Why do we do the things we do?

I should finish my chemistry unit since absolutely nothing is on TV, yet I still have that TV on.

I could get up and get that glass of water I’m so badly craving instead of just repeating in my head, ‘I’m thirsty.’

I would workout, but this couch is too comfy.

Shoulda.

Coulda.

Woulda.

These three words can seriously slow us down in life.

Why do we allow ourselves to use these words that are really just disguised as excuses?

If we just did what we needed to do without hesitation, then we wouldn’t give ourselves the time to come up with reasons why we shouldn’t be doing it. We’d all be much more successful, productive and efficient.

In a perfect world.

Unfortunately, things do come up that factor into what we accomplish. Things we like may interfere (ex: surprise tickets to a concert) and things we may not like (ex: your computer dying on you as you have a major essay due – true story, happened to me) that lead us to use excuses.

Either way, excuses exist and we use them.

So, is it shameful to admit that you maybe didn’t accomplish as much as you would have liked to this weekend because of other things that seemed more important?

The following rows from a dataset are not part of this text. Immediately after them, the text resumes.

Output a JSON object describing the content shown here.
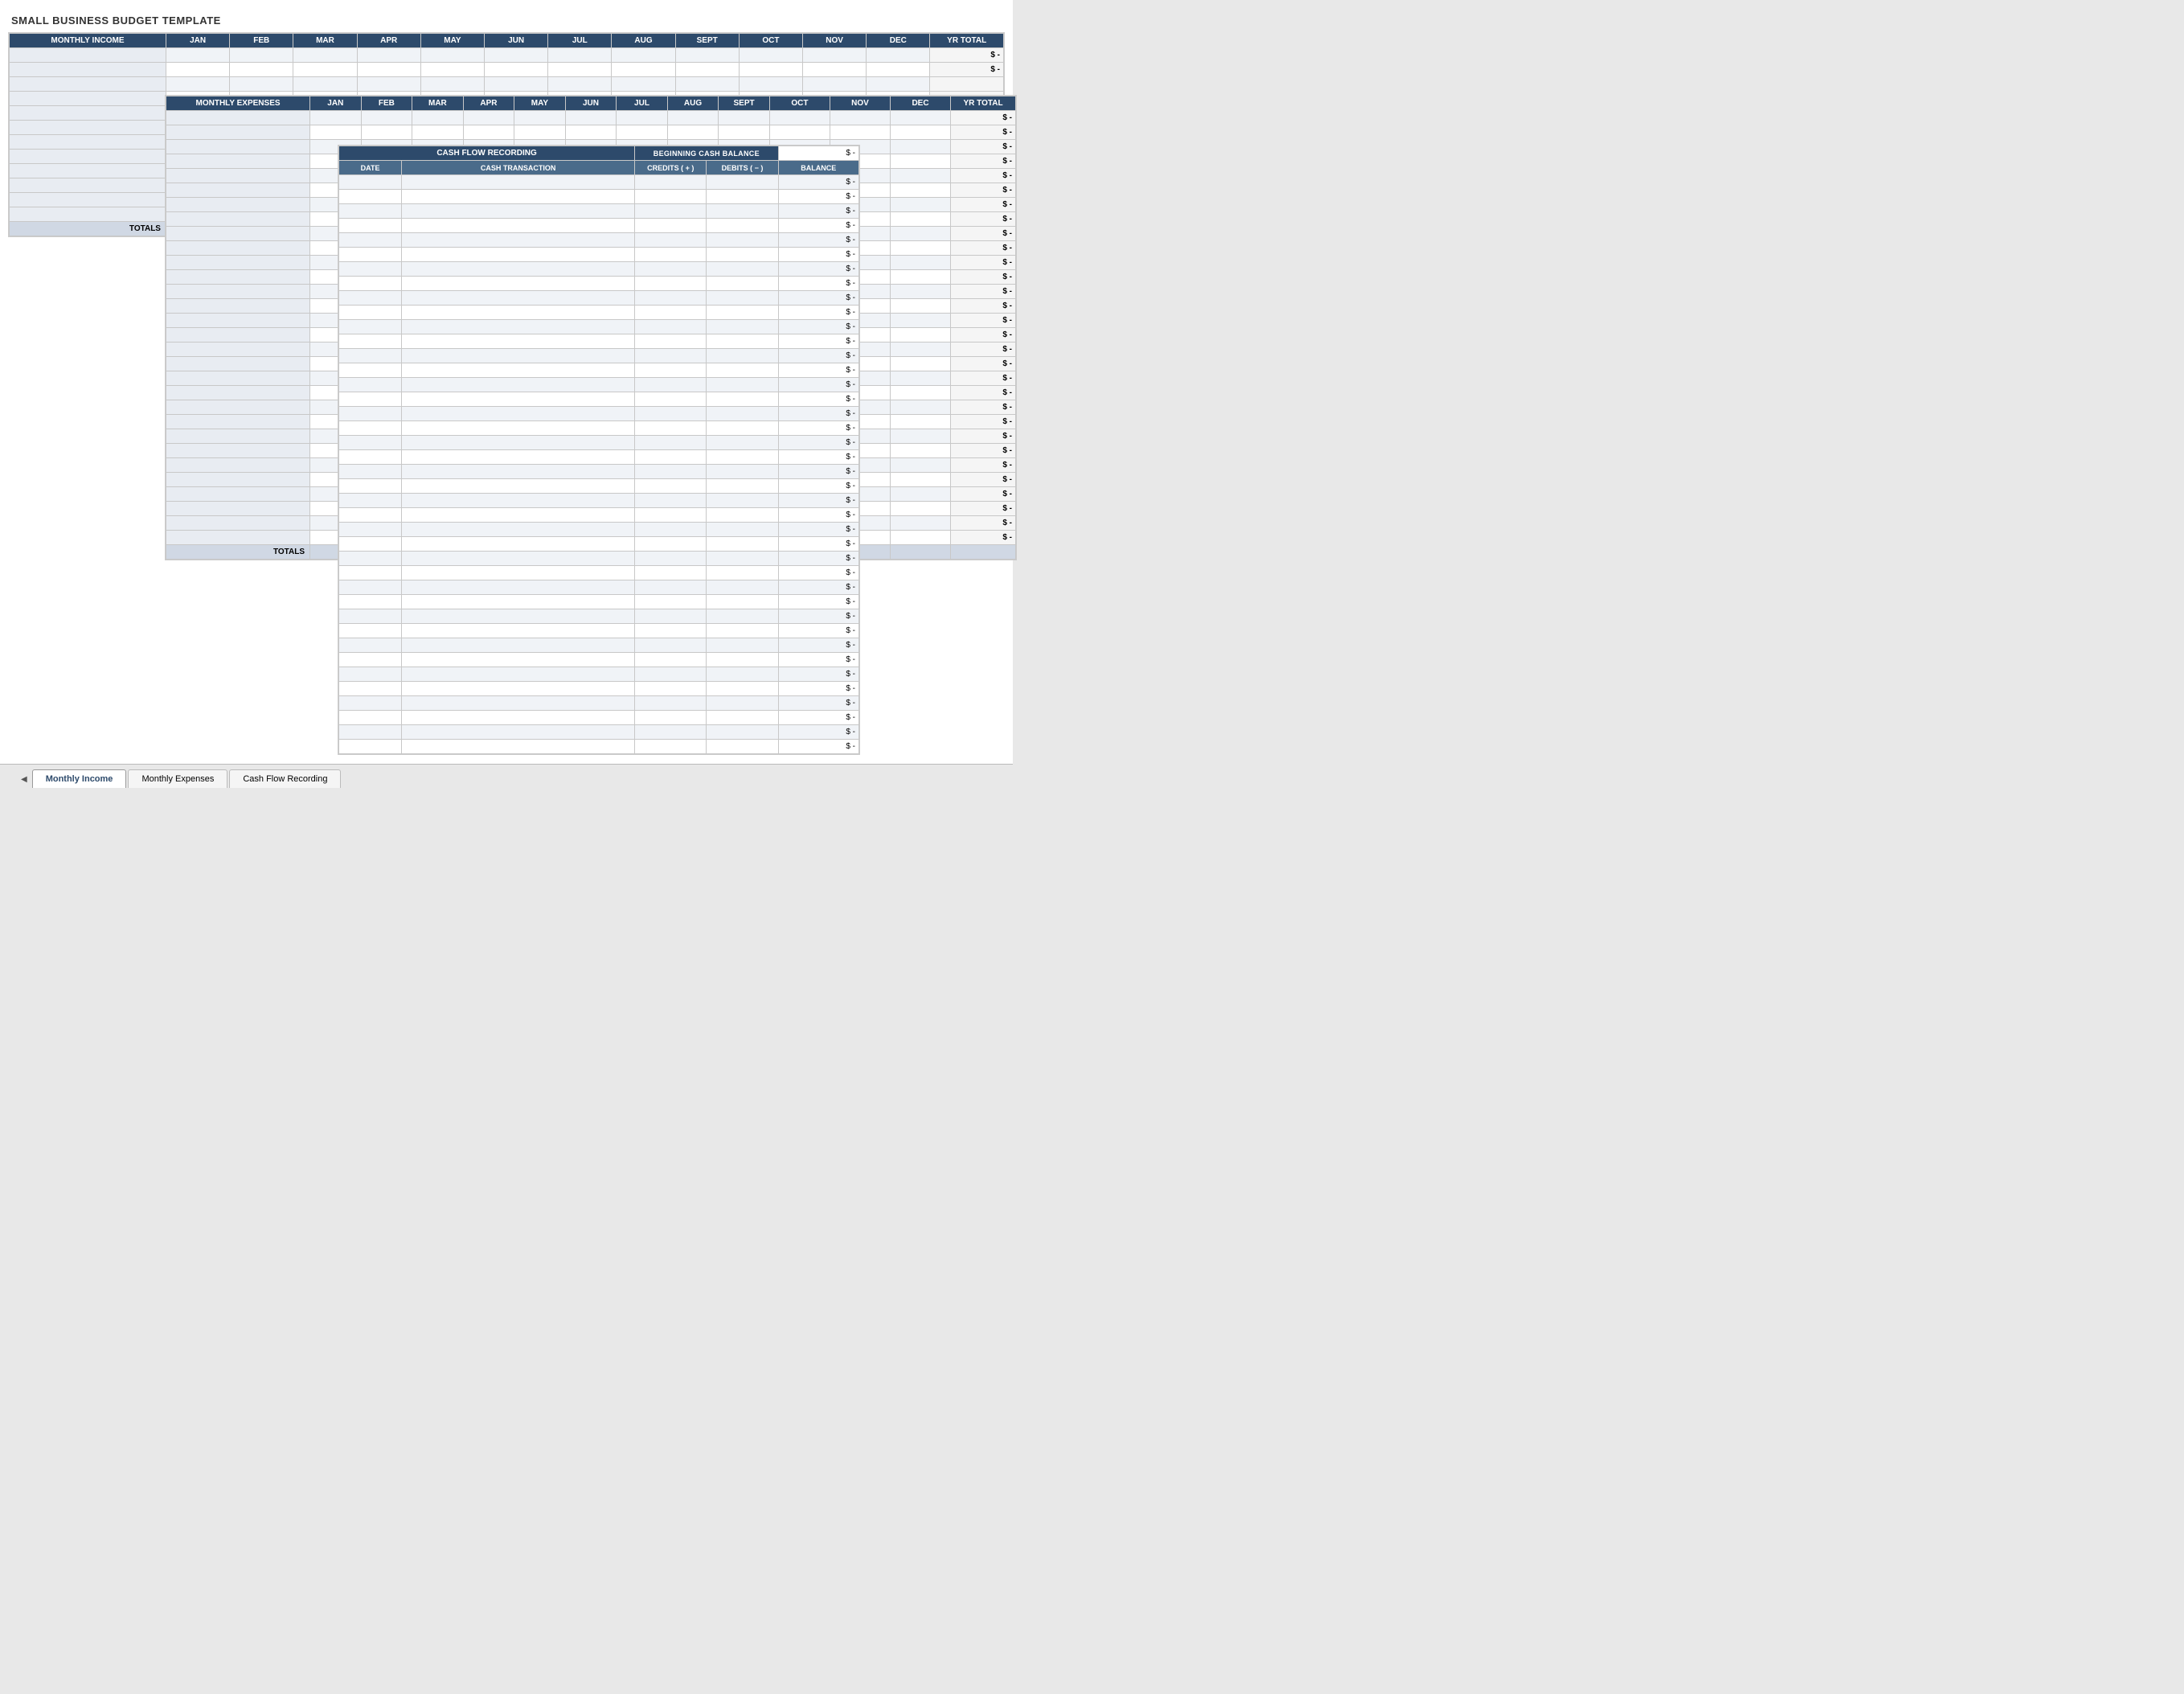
{
  "app": {
    "title": "SMALL BUSINESS BUDGET TEMPLATE"
  },
  "tabs": [
    {
      "label": "Monthly Income",
      "active": true
    },
    {
      "label": "Monthly Expenses",
      "active": false
    },
    {
      "label": "Cash Flow Recording",
      "active": false
    }
  ],
  "income_sheet": {
    "header": "MONTHLY INCOME",
    "months": [
      "JAN",
      "FEB",
      "MAR",
      "APR",
      "MAY",
      "JUN",
      "JUL",
      "AUG",
      "SEPT",
      "OCT",
      "NOV",
      "DEC"
    ],
    "yr_total": "YR TOTAL",
    "dollar": "$",
    "dash": "-",
    "rows": 10,
    "totals_label": "TOTALS"
  },
  "expenses_sheet": {
    "header": "MONTHLY EXPENSES",
    "months": [
      "JAN",
      "FEB",
      "MAR",
      "APR",
      "MAY",
      "JUN",
      "JUL",
      "AUG",
      "SEPT",
      "OCT",
      "NOV",
      "DEC"
    ],
    "yr_total": "YR TOTAL",
    "dollar": "$",
    "dash": "-",
    "rows": 28,
    "totals_label": "TOTALS"
  },
  "cashflow_sheet": {
    "header": "CASH FLOW RECORDING",
    "beginning_cash_label": "BEGINNING CASH BALANCE",
    "beginning_cash_value": "-",
    "dollar": "$",
    "columns": {
      "date": "DATE",
      "transaction": "CASH TRANSACTION",
      "credits": "CREDITS ( + )",
      "debits": "DEBITS ( − )",
      "balance": "BALANCE"
    },
    "rows": 38,
    "dollar_dash": "$ -"
  }
}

But, in all honesty, who are you really disappointing? And what solutions are out there so we stop making excuses?

  1. Make a list.
    Even if you think you’ll remember to do something, unless it’s written down, don’t 100% count on your brain (it’s lovely, but sometimes slips up – maybe it’s making excuses up there, too). Lists not only help you remember, but once written, you can further organize and break into top priority vs. low priority.
  2. Set goals.
    Whether daily, weekly, monthly or yearly, they help keep you on track. For me, they help keep me accountable to what I told myself I can do. And don’t be disappointed if you miss a few of your goal deadlines; just make new ones and try to achieve them. Also, be happy that you’re making the effort to write out what you need to do.
  3. Be realistic.
    If you know you have to do something, give yourself the time to do it. Because how realistic is it to complete a project that’s work 80% of your mark in one week. Really figure out what needs to be done and when.
  4. Get energized and focused.
    A lot of excuses are made because we’re ‘too tired’ or ‘too busy’ to get things done – I know we’ve all made an excuse based on one of those reasons. So get yourself pumped up, even if it’s something you’re not thrilled about doing. An awesome attitude and the right focus makes the world of differences when overcoming excuses.

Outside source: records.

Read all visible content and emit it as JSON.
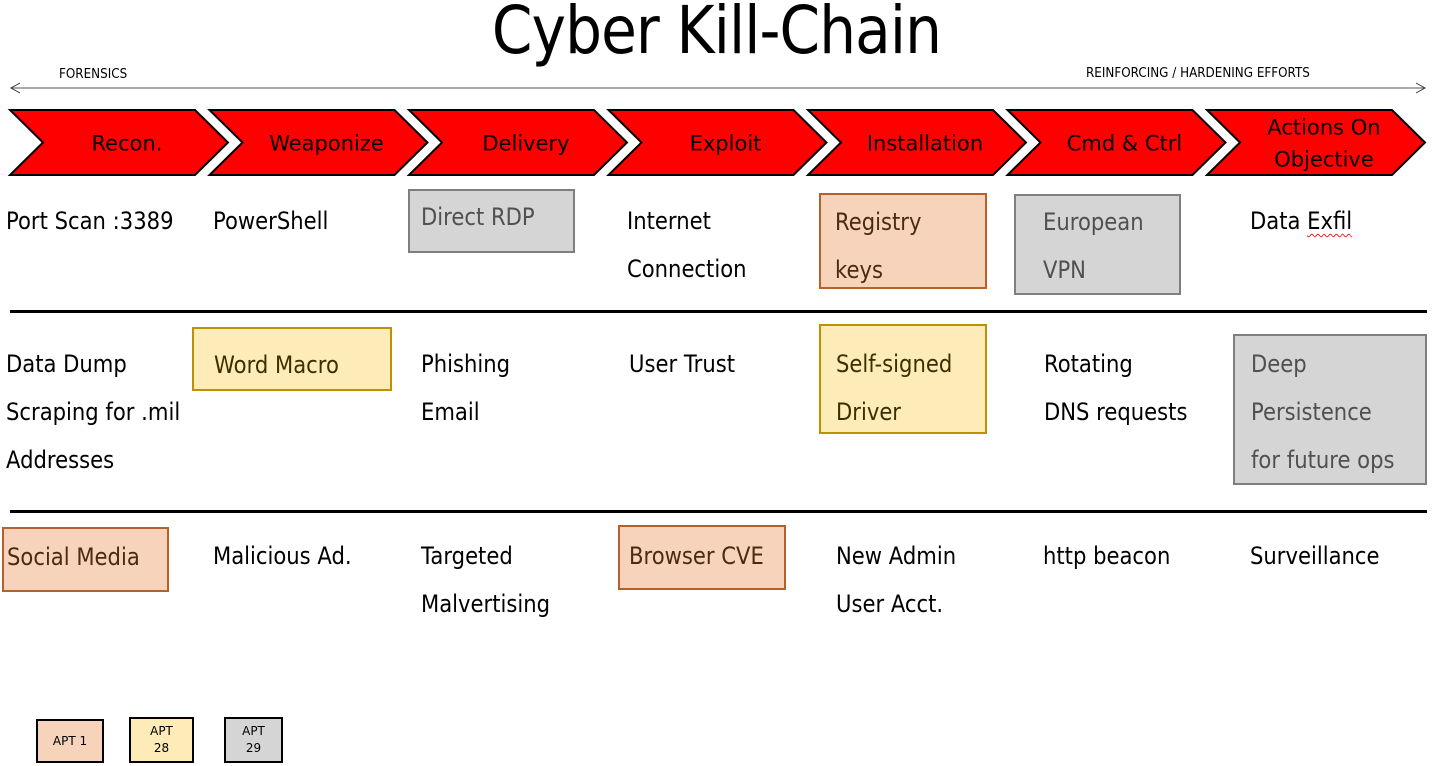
{
  "title": "Cyber Kill-Chain",
  "axis": {
    "left_label": "FORENSICS",
    "right_label": "REINFORCING / HARDENING EFFORTS"
  },
  "colors": {
    "chevron_fill": "#ff0000",
    "apt1_fill": "#f8d3bc",
    "apt1_border": "#b5612a",
    "apt28_fill": "#fdebb8",
    "apt28_border": "#bf9000",
    "apt29_fill": "#d5d5d5",
    "apt29_border": "#7f7f7f"
  },
  "phases": [
    {
      "label": [
        "Recon."
      ]
    },
    {
      "label": [
        "Weaponize"
      ]
    },
    {
      "label": [
        "Delivery"
      ]
    },
    {
      "label": [
        "Exploit"
      ]
    },
    {
      "label": [
        "Installation"
      ]
    },
    {
      "label": [
        "Cmd & Ctrl"
      ]
    },
    {
      "label": [
        "Actions On",
        "Objective"
      ]
    }
  ],
  "rows": [
    {
      "cells": [
        {
          "phase": "Recon.",
          "lines": [
            "Port Scan :3389"
          ],
          "apt": null
        },
        {
          "phase": "Weaponize",
          "lines": [
            "PowerShell"
          ],
          "apt": null
        },
        {
          "phase": "Delivery",
          "lines": [
            "Direct RDP"
          ],
          "apt": "APT 29"
        },
        {
          "phase": "Exploit",
          "lines": [
            "Internet",
            "Connection"
          ],
          "apt": null
        },
        {
          "phase": "Installation",
          "lines": [
            "Registry",
            "keys"
          ],
          "apt": "APT 1"
        },
        {
          "phase": "Cmd & Ctrl",
          "lines": [
            "European",
            "VPN"
          ],
          "apt": "APT 29"
        },
        {
          "phase": "Actions On Objective",
          "lines": [
            "Data Exfil"
          ],
          "apt": null
        }
      ]
    },
    {
      "cells": [
        {
          "phase": "Recon.",
          "lines": [
            "Data Dump",
            "Scraping for .mil",
            "Addresses"
          ],
          "apt": null
        },
        {
          "phase": "Weaponize",
          "lines": [
            "Word Macro"
          ],
          "apt": "APT 28"
        },
        {
          "phase": "Delivery",
          "lines": [
            "Phishing",
            "Email"
          ],
          "apt": null
        },
        {
          "phase": "Exploit",
          "lines": [
            "User Trust"
          ],
          "apt": null
        },
        {
          "phase": "Installation",
          "lines": [
            "Self-signed",
            "Driver"
          ],
          "apt": "APT 28"
        },
        {
          "phase": "Cmd & Ctrl",
          "lines": [
            "Rotating",
            "DNS requests"
          ],
          "apt": null
        },
        {
          "phase": "Actions On Objective",
          "lines": [
            "Deep",
            "Persistence",
            "for future ops"
          ],
          "apt": "APT 29"
        }
      ]
    },
    {
      "cells": [
        {
          "phase": "Recon.",
          "lines": [
            "Social Media"
          ],
          "apt": "APT 1"
        },
        {
          "phase": "Weaponize",
          "lines": [
            "Malicious Ad."
          ],
          "apt": null
        },
        {
          "phase": "Delivery",
          "lines": [
            "Targeted",
            "Malvertising"
          ],
          "apt": null
        },
        {
          "phase": "Exploit",
          "lines": [
            "Browser CVE"
          ],
          "apt": "APT 1"
        },
        {
          "phase": "Installation",
          "lines": [
            "New Admin",
            "User Acct."
          ],
          "apt": null
        },
        {
          "phase": "Cmd & Ctrl",
          "lines": [
            "http beacon"
          ],
          "apt": null
        },
        {
          "phase": "Actions On Objective",
          "lines": [
            "Surveillance"
          ],
          "apt": null
        }
      ]
    }
  ],
  "legend": [
    {
      "label": "APT 1",
      "display": "APT 1"
    },
    {
      "label": "APT 28",
      "display": "APT\n28"
    },
    {
      "label": "APT 29",
      "display": "APT\n29"
    }
  ]
}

So next time you should finish that report before the day’s over – just do it! And use those four guidelines above to help you get it done. I know they’ve helped me out when I was more than ready to give up!

Replace the ‘shoulda-coulda-woulda’ with ‘will.’

I will finish my chemistry unit.
I will get that glass of water!
I will workout today.

Then see how many excuses you actually have!

But (there’s always a but), there are some exceptions to the excuse-rule. In certain situations, you can make a few excuses.

Like, when the crazy Canadian weather returns. Then it doesn’t seem necessary to get to the grocery store for a few items. That’s what canned goods are for, right?

When it’s almost May and the weather is still like this – I think an excuse is ok.

What do you do to overcome the ‘should-coulda-woulda’ syndrome?

And please tell me someone out there is at least experiencing some sunshine today 😦